- _Source data_:
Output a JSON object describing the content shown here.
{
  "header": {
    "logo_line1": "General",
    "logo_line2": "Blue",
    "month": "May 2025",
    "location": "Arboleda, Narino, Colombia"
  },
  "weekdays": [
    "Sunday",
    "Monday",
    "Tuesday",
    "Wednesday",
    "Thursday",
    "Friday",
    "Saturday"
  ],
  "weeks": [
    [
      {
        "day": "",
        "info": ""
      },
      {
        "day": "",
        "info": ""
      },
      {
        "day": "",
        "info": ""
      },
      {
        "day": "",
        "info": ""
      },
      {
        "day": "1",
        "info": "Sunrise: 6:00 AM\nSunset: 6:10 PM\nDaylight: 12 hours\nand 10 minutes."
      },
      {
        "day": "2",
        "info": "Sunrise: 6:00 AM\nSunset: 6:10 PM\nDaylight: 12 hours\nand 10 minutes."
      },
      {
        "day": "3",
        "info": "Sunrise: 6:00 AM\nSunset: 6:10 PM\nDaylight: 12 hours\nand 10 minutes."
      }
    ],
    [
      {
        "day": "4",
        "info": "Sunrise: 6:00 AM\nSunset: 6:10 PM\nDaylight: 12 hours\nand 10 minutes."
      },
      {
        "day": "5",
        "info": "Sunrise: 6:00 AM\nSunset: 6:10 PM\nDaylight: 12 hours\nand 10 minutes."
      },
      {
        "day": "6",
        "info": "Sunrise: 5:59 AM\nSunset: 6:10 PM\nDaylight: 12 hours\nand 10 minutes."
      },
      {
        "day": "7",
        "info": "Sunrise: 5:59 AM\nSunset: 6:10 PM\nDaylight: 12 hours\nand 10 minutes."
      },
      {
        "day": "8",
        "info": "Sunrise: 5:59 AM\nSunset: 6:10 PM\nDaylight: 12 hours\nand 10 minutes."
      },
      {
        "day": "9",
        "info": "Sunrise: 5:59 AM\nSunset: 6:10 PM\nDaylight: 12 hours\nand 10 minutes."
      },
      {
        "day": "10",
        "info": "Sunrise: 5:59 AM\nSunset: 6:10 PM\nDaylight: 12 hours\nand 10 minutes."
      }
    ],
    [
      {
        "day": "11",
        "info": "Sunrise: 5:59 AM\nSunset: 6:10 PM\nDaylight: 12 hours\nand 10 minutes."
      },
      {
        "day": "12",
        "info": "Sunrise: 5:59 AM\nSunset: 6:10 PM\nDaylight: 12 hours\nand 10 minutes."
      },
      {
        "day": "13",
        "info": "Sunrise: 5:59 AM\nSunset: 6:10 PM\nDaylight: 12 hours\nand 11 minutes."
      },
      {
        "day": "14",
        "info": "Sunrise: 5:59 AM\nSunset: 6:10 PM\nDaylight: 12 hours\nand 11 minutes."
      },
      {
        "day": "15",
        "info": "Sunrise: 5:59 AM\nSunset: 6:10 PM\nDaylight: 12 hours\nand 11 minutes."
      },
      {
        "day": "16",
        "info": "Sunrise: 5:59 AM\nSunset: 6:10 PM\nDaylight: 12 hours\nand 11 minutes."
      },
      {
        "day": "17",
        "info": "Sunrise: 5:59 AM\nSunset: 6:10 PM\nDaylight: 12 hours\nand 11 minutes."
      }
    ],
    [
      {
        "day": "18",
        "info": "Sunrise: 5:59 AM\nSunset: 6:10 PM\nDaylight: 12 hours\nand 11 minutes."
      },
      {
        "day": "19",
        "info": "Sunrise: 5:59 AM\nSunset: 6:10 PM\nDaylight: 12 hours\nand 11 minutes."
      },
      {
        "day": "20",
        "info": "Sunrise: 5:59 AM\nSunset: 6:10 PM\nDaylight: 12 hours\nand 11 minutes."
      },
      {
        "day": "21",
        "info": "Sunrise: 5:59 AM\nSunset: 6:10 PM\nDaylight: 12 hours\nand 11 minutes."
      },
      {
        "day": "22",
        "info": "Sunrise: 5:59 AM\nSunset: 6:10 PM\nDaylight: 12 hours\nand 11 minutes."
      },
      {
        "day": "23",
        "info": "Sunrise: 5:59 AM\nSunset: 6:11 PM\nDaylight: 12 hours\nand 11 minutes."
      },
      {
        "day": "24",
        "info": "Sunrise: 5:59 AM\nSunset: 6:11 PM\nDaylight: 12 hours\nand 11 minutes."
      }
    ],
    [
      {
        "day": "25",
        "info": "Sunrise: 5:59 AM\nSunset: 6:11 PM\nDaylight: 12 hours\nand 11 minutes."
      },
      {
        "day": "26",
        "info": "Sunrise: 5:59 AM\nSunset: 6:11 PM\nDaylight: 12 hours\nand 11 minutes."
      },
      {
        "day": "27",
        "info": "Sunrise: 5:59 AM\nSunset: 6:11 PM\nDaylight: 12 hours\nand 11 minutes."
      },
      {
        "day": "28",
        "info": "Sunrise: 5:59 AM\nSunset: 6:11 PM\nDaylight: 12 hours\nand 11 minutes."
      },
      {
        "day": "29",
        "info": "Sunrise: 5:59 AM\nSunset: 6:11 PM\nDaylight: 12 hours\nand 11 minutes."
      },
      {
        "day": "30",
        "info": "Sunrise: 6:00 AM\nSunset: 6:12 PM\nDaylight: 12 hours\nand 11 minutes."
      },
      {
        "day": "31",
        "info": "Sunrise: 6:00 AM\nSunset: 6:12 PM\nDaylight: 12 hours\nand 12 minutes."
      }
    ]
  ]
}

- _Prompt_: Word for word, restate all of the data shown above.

- _Written solution_:
Output a JSON object describing the content shown here.
{
  "header": {
    "logo_line1": "General",
    "logo_line2": "Blue",
    "month": "May 2025",
    "location": "Arboleda, Narino, Colombia"
  },
  "weekdays": [
    "Sunday",
    "Monday",
    "Tuesday",
    "Wednesday",
    "Thursday",
    "Friday",
    "Saturday"
  ],
  "weeks": [
    [
      {
        "day": "",
        "info": ""
      },
      {
        "day": "",
        "info": ""
      },
      {
        "day": "",
        "info": ""
      },
      {
        "day": "",
        "info": ""
      },
      {
        "day": "1",
        "info": "Sunrise: 6:00 AM\nSunset: 6:10 PM\nDaylight: 12 hours\nand 10 minutes."
      },
      {
        "day": "2",
        "info": "Sunrise: 6:00 AM\nSunset: 6:10 PM\nDaylight: 12 hours\nand 10 minutes."
      },
      {
        "day": "3",
        "info": "Sunrise: 6:00 AM\nSunset: 6:10 PM\nDaylight: 12 hours\nand 10 minutes."
      }
    ],
    [
      {
        "day": "4",
        "info": "Sunrise: 6:00 AM\nSunset: 6:10 PM\nDaylight: 12 hours\nand 10 minutes."
      },
      {
        "day": "5",
        "info": "Sunrise: 6:00 AM\nSunset: 6:10 PM\nDaylight: 12 hours\nand 10 minutes."
      },
      {
        "day": "6",
        "info": "Sunrise: 5:59 AM\nSunset: 6:10 PM\nDaylight: 12 hours\nand 10 minutes."
      },
      {
        "day": "7",
        "info": "Sunrise: 5:59 AM\nSunset: 6:10 PM\nDaylight: 12 hours\nand 10 minutes."
      },
      {
        "day": "8",
        "info": "Sunrise: 5:59 AM\nSunset: 6:10 PM\nDaylight: 12 hours\nand 10 minutes."
      },
      {
        "day": "9",
        "info": "Sunrise: 5:59 AM\nSunset: 6:10 PM\nDaylight: 12 hours\nand 10 minutes."
      },
      {
        "day": "10",
        "info": "Sunrise: 5:59 AM\nSunset: 6:10 PM\nDaylight: 12 hours\nand 10 minutes."
      }
    ],
    [
      {
        "day": "11",
        "info": "Sunrise: 5:59 AM\nSunset: 6:10 PM\nDaylight: 12 hours\nand 10 minutes."
      },
      {
        "day": "12",
        "info": "Sunrise: 5:59 AM\nSunset: 6:10 PM\nDaylight: 12 hours\nand 10 minutes."
      },
      {
        "day": "13",
        "info": "Sunrise: 5:59 AM\nSunset: 6:10 PM\nDaylight: 12 hours\nand 11 minutes."
      },
      {
        "day": "14",
        "info": "Sunrise: 5:59 AM\nSunset: 6:10 PM\nDaylight: 12 hours\nand 11 minutes."
      },
      {
        "day": "15",
        "info": "Sunrise: 5:59 AM\nSunset: 6:10 PM\nDaylight: 12 hours\nand 11 minutes."
      },
      {
        "day": "16",
        "info": "Sunrise: 5:59 AM\nSunset: 6:10 PM\nDaylight: 12 hours\nand 11 minutes."
      },
      {
        "day": "17",
        "info": "Sunrise: 5:59 AM\nSunset: 6:10 PM\nDaylight: 12 hours\nand 11 minutes."
      }
    ],
    [
      {
        "day": "18",
        "info": "Sunrise: 5:59 AM\nSunset: 6:10 PM\nDaylight: 12 hours\nand 11 minutes."
      },
      {
        "day": "19",
        "info": "Sunrise: 5:59 AM\nSunset: 6:10 PM\nDaylight: 12 hours\nand 11 minutes."
      },
      {
        "day": "20",
        "info": "Sunrise: 5:59 AM\nSunset: 6:10 PM\nDaylight: 12 hours\nand 11 minutes."
      },
      {
        "day": "21",
        "info": "Sunrise: 5:59 AM\nSunset: 6:10 PM\nDaylight: 12 hours\nand 11 minutes."
      },
      {
        "day": "22",
        "info": "Sunrise: 5:59 AM\nSunset: 6:10 PM\nDaylight: 12 hours\nand 11 minutes."
      },
      {
        "day": "23",
        "info": "Sunrise: 5:59 AM\nSunset: 6:11 PM\nDaylight: 12 hours\nand 11 minutes."
      },
      {
        "day": "24",
        "info": "Sunrise: 5:59 AM\nSunset: 6:11 PM\nDaylight: 12 hours\nand 11 minutes."
      }
    ],
    [
      {
        "day": "25",
        "info": "Sunrise: 5:59 AM\nSunset: 6:11 PM\nDaylight: 12 hours\nand 11 minutes."
      },
      {
        "day": "26",
        "info": "Sunrise: 5:59 AM\nSunset: 6:11 PM\nDaylight: 12 hours\nand 11 minutes."
      },
      {
        "day": "27",
        "info": "Sunrise: 5:59 AM\nSunset: 6:11 PM\nDaylight: 12 hours\nand 11 minutes."
      },
      {
        "day": "28",
        "info": "Sunrise: 5:59 AM\nSunset: 6:11 PM\nDaylight: 12 hours\nand 11 minutes."
      },
      {
        "day": "29",
        "info": "Sunrise: 5:59 AM\nSunset: 6:11 PM\nDaylight: 12 hours\nand 11 minutes."
      },
      {
        "day": "30",
        "info": "Sunrise: 6:00 AM\nSunset: 6:12 PM\nDaylight: 12 hours\nand 11 minutes."
      },
      {
        "day": "31",
        "info": "Sunrise: 6:00 AM\nSunset: 6:12 PM\nDaylight: 12 hours\nand 12 minutes."
      }
    ]
  ]
}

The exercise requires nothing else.